*** Given data Section Begins ***

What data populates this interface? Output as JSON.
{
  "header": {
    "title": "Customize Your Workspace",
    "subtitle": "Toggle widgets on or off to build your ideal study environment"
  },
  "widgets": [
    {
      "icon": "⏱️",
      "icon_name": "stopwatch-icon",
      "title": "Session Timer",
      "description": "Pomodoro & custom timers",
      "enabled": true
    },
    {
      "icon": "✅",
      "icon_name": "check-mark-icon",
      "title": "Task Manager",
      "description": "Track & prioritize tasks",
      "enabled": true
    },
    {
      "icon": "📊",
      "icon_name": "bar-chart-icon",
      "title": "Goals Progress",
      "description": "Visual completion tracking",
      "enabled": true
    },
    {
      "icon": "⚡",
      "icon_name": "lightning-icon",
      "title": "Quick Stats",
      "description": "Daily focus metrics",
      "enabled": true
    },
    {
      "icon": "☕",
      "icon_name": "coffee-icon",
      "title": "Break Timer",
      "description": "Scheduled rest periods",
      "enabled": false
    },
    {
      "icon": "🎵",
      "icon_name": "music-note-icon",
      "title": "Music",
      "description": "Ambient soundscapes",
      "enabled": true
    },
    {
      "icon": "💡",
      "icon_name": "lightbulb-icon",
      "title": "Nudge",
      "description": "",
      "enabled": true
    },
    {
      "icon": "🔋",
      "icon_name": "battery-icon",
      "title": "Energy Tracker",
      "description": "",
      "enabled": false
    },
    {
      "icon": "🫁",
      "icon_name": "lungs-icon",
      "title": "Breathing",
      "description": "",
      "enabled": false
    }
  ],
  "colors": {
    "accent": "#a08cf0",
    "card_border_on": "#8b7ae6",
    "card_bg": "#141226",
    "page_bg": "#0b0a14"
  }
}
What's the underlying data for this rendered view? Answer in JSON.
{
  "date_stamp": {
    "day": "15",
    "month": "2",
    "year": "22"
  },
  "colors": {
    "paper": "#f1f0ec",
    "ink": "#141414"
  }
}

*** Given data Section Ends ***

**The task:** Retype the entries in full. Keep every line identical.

**Exercise response:**
What data populates this interface? Output as JSON.
{
  "header": {
    "title": "Customize Your Workspace",
    "subtitle": "Toggle widgets on or off to build your ideal study environment"
  },
  "widgets": [
    {
      "icon": "⏱️",
      "icon_name": "stopwatch-icon",
      "title": "Session Timer",
      "description": "Pomodoro & custom timers",
      "enabled": true
    },
    {
      "icon": "✅",
      "icon_name": "check-mark-icon",
      "title": "Task Manager",
      "description": "Track & prioritize tasks",
      "enabled": true
    },
    {
      "icon": "📊",
      "icon_name": "bar-chart-icon",
      "title": "Goals Progress",
      "description": "Visual completion tracking",
      "enabled": true
    },
    {
      "icon": "⚡",
      "icon_name": "lightning-icon",
      "title": "Quick Stats",
      "description": "Daily focus metrics",
      "enabled": true
    },
    {
      "icon": "☕",
      "icon_name": "coffee-icon",
      "title": "Break Timer",
      "description": "Scheduled rest periods",
      "enabled": false
    },
    {
      "icon": "🎵",
      "icon_name": "music-note-icon",
      "title": "Music",
      "description": "Ambient soundscapes",
      "enabled": true
    },
    {
      "icon": "💡",
      "icon_name": "lightbulb-icon",
      "title": "Nudge",
      "description": "",
      "enabled": true
    },
    {
      "icon": "🔋",
      "icon_name": "battery-icon",
      "title": "Energy Tracker",
      "description": "",
      "enabled": false
    },
    {
      "icon": "🫁",
      "icon_name": "lungs-icon",
      "title": "Breathing",
      "description": "",
      "enabled": false
    }
  ],
  "colors": {
    "accent": "#a08cf0",
    "card_border_on": "#8b7ae6",
    "card_bg": "#141226",
    "page_bg": "#0b0a14"
  }
}
What's the underlying data for this rendered view? Answer in JSON.
{
  "date_stamp": {
    "day": "15",
    "month": "2",
    "year": "22"
  },
  "colors": {
    "paper": "#f1f0ec",
    "ink": "#141414"
  }
}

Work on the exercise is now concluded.